Authors:
 [1] ;  [2] ;  [1] ; ORCiD logo [3]
  1. Geothermal Design Center Inc., Asheville, NC (United States)
  2. Ewbank and Associates, Fairview, OK (United States)
  3. Oak Ridge National Lab. (ORNL), Oak Ridge, TN (United States)
Publication Date:
Grant/Contract Number:
AC05-00OR22725
Type:
Accepted Manuscript
Journal Name:
Geo Outlook
Additional Journal Information:
Journal Volume: 14; Journal Issue: 3; Journal ID: ISSN 9999-0008
Publisher:
Oklahoma State University - International Ground Source Heat Pump
Research Org:
Oak Ridge National Lab. (ORNL), Oak Ridge, TN (United States)
Sponsoring Org:
USDOE Office of Energy Efficiency and Renewable Energy (EERE), Geothermal Technologies Office (EE-4G) Office of Energy Efficiency and Renewable Energy (EERE), Geothermal Technologies Office (EE-4G)
Country of Publication:
United States
Language:
English
Subject:
58 GEOSCIENCES
OSTI Identifier:
1399401

Clemenzi, Rick, Ewbank, Garen, Siglin, Judy, and Liu, Xiaobing. Thermal Response Testing Takes a Step Forward. United States: N. p., Web.
Clemenzi, Rick, Ewbank, Garen, Siglin, Judy, & Liu, Xiaobing. Thermal Response Testing Takes a Step Forward. United States.

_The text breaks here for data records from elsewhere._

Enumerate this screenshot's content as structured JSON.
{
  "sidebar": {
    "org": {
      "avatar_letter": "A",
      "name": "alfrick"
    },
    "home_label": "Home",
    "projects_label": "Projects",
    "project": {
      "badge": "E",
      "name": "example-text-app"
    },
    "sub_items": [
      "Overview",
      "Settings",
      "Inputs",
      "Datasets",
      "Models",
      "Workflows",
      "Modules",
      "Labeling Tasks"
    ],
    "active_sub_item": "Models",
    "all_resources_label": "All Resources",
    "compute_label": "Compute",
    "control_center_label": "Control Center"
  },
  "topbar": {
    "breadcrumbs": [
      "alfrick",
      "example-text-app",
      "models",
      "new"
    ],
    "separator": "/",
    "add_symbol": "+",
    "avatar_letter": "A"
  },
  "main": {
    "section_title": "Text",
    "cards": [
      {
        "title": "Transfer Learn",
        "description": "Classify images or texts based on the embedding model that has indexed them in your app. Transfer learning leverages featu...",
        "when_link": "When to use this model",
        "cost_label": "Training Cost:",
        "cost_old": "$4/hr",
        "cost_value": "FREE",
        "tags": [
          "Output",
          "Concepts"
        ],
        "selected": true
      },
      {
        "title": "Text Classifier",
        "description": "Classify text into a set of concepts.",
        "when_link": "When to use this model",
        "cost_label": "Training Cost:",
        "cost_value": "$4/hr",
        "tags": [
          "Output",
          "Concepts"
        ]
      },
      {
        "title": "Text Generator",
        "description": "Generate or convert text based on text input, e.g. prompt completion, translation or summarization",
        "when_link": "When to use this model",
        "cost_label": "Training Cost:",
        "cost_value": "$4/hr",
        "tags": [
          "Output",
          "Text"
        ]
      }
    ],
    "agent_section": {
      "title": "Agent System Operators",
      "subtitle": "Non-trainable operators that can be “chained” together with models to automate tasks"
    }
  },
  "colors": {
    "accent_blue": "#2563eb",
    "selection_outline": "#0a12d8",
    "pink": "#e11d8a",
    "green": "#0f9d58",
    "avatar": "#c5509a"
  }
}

Clemenzi, Rick, Ewbank, Garen, Siglin, Judy, and Liu, Xiaobing. 2017. "Thermal Response Testing Takes a Step Forward". United States. doi:. https://www.osti.gov/servlets/purl/1399401.
@article{osti_1399401,
title = {Thermal Response Testing Takes a Step Forward},
author = {Clemenzi, Rick and Ewbank, Garen and Siglin, Judy and Liu, Xiaobing},
abstractNote = {Oak Ridge National Labs has independently confirmed the accuracy of a new breakthrough Advanced Thermal Response Test (TRT) method that it claims “uses less than half of the test time, allows for a fluctuating or interruptible heat flux, performs quality validation of a GHEX installation, and yields new insights into ground thermal conductivity that warrant further research.” The new Advanced TRT approach will reduce costs and, for the first time, also determine the actual thermal conductivity of grout as it is installed. As everyone in the ground source heat pump (GSHP) industry knows, assuring the quality of the grout job of a ground heat exchanger (GHEX) is an especially vexing problem. Unless one is standing at the borehole head the entire time grouting is underway, they basically have no idea how good or bad the grouting job is or even if the loop pipe itself is installed correctly. This problem has been further brought to light with formal third party grout reports confirming that grout had been poured from the surface and that many loops were shorter than the specified depth in several projects},
doi = {},
journal = {Geo Outlook},
number = 3,
volume = 14,
place = {United States},
year = {2017},
month = {9}
}